§ **WHAT THE EXERCISE ASKS**: Search the data for "label". Each line containing it is to be copied.

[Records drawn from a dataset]
#####
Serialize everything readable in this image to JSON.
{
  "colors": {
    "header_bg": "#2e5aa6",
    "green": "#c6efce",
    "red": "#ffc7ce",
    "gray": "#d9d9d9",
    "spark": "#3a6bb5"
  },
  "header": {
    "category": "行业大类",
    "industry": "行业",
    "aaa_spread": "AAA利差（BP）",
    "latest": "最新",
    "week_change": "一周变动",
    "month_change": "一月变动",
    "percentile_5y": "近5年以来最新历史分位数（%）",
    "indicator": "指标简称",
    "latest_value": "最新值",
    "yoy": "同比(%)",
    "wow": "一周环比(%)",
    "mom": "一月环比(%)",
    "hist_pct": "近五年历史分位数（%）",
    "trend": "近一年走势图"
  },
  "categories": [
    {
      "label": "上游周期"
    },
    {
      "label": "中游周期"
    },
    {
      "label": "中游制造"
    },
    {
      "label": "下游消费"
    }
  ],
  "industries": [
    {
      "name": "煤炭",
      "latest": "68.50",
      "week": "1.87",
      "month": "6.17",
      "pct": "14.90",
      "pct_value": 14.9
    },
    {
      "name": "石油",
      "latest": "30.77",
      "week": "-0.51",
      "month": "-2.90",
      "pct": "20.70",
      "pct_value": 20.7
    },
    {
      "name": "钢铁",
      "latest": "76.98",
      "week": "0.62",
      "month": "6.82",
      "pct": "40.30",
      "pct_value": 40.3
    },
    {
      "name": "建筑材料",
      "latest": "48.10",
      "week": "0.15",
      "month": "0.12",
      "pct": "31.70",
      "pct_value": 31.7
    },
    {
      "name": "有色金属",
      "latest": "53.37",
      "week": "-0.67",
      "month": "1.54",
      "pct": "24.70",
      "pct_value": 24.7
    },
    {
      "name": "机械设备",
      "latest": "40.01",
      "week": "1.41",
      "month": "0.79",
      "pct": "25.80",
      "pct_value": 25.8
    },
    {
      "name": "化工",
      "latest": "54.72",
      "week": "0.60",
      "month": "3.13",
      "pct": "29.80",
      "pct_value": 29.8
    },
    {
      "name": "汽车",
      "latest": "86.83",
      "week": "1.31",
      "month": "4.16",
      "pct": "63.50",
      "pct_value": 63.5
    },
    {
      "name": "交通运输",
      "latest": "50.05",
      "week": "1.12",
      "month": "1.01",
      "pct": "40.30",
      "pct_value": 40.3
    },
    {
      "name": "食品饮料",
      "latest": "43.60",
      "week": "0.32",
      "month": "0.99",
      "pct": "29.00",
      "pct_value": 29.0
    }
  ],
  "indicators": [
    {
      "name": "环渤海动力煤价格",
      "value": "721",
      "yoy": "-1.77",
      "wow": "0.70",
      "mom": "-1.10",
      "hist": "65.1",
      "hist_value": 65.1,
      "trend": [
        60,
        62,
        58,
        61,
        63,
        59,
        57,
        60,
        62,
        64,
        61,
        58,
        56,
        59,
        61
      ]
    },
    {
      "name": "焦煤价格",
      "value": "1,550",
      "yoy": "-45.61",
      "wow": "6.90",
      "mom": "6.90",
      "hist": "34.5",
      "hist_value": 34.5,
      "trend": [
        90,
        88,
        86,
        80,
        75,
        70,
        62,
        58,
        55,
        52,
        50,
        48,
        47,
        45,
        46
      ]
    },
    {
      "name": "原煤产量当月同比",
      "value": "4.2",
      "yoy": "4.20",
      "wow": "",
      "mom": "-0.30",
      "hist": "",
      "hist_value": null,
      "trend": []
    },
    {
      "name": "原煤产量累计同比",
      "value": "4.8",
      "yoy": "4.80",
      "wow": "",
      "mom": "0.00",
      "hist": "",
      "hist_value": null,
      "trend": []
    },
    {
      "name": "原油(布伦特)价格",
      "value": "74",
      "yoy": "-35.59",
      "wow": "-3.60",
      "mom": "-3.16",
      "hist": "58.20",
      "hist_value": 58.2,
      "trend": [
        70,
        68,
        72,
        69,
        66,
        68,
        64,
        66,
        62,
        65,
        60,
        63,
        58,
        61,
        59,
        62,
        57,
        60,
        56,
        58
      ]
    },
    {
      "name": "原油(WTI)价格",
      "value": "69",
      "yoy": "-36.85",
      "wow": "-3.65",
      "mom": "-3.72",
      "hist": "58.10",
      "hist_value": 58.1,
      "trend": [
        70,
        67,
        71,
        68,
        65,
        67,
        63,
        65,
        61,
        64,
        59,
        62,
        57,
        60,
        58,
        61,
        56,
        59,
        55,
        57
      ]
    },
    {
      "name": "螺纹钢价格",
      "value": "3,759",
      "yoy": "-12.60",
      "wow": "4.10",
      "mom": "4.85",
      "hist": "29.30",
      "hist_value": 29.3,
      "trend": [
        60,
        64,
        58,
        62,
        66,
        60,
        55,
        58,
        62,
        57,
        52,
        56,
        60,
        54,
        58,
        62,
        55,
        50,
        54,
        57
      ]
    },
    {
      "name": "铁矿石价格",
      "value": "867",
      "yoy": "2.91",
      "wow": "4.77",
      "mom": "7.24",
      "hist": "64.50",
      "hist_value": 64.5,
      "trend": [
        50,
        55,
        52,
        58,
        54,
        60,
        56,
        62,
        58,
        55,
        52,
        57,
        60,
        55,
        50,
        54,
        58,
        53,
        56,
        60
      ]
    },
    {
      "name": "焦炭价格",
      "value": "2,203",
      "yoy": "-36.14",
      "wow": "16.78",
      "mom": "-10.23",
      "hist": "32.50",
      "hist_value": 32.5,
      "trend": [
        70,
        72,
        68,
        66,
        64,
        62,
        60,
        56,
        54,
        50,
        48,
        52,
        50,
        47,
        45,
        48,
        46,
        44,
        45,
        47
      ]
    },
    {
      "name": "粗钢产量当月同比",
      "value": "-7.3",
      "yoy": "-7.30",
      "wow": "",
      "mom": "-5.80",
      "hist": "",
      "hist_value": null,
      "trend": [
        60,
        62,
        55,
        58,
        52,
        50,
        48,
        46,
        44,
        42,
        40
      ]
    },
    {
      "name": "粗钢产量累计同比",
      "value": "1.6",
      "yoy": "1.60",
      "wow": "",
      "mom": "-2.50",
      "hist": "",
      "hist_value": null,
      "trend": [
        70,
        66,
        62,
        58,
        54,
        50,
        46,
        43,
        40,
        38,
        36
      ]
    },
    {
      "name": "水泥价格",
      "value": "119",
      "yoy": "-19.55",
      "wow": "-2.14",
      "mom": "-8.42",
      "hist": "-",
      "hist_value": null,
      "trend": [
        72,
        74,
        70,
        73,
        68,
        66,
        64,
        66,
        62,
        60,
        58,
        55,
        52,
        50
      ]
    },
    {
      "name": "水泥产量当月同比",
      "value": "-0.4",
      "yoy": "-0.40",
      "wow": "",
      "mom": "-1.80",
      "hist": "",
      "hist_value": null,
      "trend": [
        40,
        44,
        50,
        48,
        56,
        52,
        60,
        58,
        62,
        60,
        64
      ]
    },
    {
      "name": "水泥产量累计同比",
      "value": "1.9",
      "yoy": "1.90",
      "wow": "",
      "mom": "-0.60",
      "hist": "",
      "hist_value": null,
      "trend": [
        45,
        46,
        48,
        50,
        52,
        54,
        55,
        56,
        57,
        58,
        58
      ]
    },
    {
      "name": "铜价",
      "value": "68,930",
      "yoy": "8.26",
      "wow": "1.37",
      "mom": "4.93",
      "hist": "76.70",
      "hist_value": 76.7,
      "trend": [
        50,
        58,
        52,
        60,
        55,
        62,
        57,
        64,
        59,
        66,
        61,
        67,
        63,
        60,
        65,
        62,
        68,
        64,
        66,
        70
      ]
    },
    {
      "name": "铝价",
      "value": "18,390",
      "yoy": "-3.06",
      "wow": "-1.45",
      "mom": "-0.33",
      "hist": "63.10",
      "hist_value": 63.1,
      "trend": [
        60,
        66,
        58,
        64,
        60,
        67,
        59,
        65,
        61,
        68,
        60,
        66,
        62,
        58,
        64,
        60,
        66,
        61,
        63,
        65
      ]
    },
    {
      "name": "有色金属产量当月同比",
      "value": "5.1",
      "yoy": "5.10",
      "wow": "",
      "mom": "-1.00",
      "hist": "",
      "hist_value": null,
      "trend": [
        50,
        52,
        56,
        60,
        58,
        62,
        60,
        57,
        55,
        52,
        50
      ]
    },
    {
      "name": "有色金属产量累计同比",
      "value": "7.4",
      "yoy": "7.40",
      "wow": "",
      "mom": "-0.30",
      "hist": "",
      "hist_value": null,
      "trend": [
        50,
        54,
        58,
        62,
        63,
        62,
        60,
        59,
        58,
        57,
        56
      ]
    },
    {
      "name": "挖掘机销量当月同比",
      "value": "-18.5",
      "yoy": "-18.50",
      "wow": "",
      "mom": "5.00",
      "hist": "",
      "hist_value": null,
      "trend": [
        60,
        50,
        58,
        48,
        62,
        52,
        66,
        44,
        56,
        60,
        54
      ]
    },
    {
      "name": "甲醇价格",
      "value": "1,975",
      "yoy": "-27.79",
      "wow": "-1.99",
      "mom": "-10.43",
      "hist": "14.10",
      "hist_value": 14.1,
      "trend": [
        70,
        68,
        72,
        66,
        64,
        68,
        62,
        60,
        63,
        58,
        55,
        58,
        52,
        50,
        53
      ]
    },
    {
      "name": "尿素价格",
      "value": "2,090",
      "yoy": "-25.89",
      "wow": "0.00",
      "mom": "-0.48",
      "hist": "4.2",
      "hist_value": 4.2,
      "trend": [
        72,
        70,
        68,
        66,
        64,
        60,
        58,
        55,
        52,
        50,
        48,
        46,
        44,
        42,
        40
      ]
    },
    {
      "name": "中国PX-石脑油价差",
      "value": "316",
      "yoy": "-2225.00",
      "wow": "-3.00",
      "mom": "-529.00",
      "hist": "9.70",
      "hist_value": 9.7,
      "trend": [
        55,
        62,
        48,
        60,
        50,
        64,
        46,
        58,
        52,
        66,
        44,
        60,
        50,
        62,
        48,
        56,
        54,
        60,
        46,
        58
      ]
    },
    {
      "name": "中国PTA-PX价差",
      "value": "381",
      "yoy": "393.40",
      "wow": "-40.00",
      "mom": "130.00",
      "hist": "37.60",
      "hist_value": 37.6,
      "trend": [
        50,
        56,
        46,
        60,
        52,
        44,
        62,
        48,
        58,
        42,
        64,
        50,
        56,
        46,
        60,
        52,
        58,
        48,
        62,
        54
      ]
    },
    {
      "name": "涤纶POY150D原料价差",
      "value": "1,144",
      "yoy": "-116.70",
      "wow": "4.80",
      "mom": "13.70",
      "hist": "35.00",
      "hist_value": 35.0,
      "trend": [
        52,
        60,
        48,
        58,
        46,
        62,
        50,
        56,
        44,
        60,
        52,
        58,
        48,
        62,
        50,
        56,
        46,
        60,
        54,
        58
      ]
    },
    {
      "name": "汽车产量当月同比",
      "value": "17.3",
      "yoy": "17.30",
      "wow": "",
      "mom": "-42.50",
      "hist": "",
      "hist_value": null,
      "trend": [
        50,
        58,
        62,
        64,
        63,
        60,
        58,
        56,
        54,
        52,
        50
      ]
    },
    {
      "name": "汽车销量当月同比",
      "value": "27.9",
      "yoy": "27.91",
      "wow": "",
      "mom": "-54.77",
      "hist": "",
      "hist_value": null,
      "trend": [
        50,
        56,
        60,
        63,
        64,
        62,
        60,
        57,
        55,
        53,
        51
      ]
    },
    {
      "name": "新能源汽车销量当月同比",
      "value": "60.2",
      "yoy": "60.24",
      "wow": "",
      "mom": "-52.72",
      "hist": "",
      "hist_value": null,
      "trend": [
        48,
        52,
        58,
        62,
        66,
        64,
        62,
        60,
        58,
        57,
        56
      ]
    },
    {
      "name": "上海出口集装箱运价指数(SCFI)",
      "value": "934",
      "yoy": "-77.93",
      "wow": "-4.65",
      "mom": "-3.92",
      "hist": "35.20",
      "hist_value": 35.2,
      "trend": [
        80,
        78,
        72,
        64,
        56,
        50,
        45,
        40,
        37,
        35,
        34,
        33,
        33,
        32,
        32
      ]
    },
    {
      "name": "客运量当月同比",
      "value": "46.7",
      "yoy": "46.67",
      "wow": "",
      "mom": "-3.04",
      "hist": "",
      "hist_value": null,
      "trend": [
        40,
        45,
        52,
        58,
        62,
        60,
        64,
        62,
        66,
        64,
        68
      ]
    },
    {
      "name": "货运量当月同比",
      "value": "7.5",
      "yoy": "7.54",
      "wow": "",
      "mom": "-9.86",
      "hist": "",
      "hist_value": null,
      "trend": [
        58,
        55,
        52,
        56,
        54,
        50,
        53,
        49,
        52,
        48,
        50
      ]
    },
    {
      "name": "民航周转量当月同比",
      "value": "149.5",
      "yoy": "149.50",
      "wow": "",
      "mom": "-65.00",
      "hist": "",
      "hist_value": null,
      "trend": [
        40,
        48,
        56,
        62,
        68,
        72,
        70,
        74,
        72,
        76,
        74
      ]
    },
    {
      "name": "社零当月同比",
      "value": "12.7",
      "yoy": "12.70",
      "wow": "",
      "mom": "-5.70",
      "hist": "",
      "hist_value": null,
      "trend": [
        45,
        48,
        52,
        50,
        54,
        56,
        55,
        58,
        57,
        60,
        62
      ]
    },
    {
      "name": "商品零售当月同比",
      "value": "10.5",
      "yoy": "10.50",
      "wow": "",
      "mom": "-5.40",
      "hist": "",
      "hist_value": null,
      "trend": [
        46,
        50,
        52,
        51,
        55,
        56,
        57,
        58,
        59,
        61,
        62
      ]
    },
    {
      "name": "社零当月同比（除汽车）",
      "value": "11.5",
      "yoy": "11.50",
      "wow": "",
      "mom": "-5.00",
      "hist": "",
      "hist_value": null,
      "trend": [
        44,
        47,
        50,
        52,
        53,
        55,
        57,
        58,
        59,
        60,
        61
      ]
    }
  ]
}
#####
§ **SOLVED PROBLEM**:
      "label": "上游周期"
      "label": "中游周期"
      "label": "中游制造"
      "label": "下游消费"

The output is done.